“In a world that is so hard to speculate, going forward, what the next few years are going to bring, [buyers can have] a little bit more comfort and confidence in the assumptions that they're making on those types of deals,” he said.

8 Spruce St., developed by Forest City Ratner

The state's 2019 rent reforms diminished owners' ability to move regulated units from regulated into the free market, and critics of the measures claimed it will ultimately make the city more expensive, not less. While the real estate industry feared a "good cause eviction" rule would cap rent increases on all housing and lessen free-market assets' appeal, the proposal didn't make it through the state legislative session.

While that was a relief for the industry and gave some more confidence to buy, Sozio said there are no guarantees the proposal is gone for good. 

“I think they should at least be on the radar for investors,” he said. “I'm not saying that it should necessarily prevent deals from happening. But I do think it's something to keep an eye on.”

Bob Knakal, JLL's chairman of New York investment sales, said most buyers are seeking assets with at least 75% to 80% free-market units because of escalating rents. Buyers who want rent-stabilized stock are in the minority, but they are still in the market, operating on the assumption that the “political pendulum” will swing back, he said.

“[They see the] low price per square foot and are thinking to themselves, ‘How do I not buy this building for less than what the land alone is worth?’” Knakal said.

But while investment in the city's rental market has picked up from the depths of the pandemic, the type of buyer has shifted, he said.

“Old school New York City capital is moving out, and new capital is coming in,” he said. "That new capital is not as emotionally invested as the old capital was."

186 Pinehurst

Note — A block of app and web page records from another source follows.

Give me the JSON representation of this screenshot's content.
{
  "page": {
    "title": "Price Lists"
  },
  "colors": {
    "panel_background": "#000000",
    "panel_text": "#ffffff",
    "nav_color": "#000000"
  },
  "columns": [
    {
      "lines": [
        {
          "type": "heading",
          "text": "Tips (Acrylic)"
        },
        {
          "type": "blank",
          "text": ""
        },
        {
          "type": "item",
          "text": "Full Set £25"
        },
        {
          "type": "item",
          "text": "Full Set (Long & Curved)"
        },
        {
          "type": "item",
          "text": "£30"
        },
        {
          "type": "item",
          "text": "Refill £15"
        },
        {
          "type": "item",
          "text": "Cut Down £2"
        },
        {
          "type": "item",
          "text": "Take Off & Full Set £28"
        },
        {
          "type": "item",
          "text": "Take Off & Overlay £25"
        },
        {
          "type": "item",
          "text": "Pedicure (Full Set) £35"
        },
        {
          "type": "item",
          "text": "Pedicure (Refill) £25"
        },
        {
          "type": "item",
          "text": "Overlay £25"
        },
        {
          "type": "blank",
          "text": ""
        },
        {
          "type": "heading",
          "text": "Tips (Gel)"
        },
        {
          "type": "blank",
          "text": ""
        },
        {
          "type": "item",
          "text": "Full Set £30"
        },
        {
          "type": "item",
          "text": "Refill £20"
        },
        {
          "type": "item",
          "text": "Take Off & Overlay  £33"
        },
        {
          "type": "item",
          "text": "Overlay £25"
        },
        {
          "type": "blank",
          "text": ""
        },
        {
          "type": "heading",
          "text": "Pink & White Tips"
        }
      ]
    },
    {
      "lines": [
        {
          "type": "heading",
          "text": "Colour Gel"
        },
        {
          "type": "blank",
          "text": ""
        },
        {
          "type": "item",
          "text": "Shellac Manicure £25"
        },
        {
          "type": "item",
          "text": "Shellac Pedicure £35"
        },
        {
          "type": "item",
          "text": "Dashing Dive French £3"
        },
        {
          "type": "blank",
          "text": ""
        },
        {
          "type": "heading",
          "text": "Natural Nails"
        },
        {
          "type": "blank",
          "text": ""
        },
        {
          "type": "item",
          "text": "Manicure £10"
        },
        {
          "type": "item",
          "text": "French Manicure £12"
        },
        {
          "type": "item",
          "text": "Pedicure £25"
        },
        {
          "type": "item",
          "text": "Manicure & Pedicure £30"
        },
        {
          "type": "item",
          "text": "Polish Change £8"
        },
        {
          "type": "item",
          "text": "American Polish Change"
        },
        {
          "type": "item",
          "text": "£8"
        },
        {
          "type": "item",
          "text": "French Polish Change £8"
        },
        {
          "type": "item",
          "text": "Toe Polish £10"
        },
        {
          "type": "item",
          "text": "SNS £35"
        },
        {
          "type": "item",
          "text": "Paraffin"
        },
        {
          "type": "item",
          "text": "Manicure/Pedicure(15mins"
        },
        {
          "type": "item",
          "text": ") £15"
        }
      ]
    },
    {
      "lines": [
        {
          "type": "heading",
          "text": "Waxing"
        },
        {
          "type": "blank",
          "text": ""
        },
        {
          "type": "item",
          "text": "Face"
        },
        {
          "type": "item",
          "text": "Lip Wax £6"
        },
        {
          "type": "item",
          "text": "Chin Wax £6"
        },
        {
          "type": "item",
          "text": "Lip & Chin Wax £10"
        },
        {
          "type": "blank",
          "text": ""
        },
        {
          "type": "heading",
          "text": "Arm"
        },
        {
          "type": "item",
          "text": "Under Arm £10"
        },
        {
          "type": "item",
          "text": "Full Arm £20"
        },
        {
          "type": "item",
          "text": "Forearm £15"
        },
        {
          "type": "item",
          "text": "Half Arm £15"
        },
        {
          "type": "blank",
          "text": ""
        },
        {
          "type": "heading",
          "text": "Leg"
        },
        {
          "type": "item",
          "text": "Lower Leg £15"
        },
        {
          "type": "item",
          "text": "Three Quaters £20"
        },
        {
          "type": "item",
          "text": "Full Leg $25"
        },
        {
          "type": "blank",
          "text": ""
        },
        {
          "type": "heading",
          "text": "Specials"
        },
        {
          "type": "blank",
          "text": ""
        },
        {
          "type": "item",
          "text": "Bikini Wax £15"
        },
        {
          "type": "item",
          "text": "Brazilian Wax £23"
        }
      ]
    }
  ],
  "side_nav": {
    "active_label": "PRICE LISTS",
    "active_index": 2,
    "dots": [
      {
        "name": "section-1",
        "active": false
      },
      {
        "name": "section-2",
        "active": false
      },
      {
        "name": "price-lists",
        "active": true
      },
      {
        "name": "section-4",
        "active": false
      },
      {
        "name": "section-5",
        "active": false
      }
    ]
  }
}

B6 Investment Sales Associate Alix Curtin too expects there will be more long-term, family owners who elect to sell in the medium term. Her team specializes in northern Manhattan, where many of the buildings are prewar properties that have been owned for generations.

“These next few years are going to be super busy for us,” she said. “We're already feeling the business of owners coming to us asking for valuations and seeing what their plan should be.”

Right now, she is marketing a 66-unit multifamily building in Hudson Heights at 186 Pinehurst Ave. that is mostly rent-stabilized and is asking for $15M.

She said investors are still interested in regulated buildings that are fully leased and likely to stay rented in the long term, she is getting more interest in apartment buildings that have fewer than six units, and are therefore unstabilized. Curtin is also marketing a three-unit, free-market multifamily building near Yeshiva University with an asking price of $1.2M.

Buildings of that size typically have a designation that means real estate tax jumps of no more than 8% per annum. These kinds of assets have garnered the attention of private equity giants like the Carlyle Group, which has reportedly spent a half-billion dollars snapping up small properties in the residential areas of Brooklyn.

“We're definitely going to see a lot of trading between generational families who have owned these prewar assets for many years to professional real estate people who can come in and are well-aware of what's going on in the city,” Curtin said.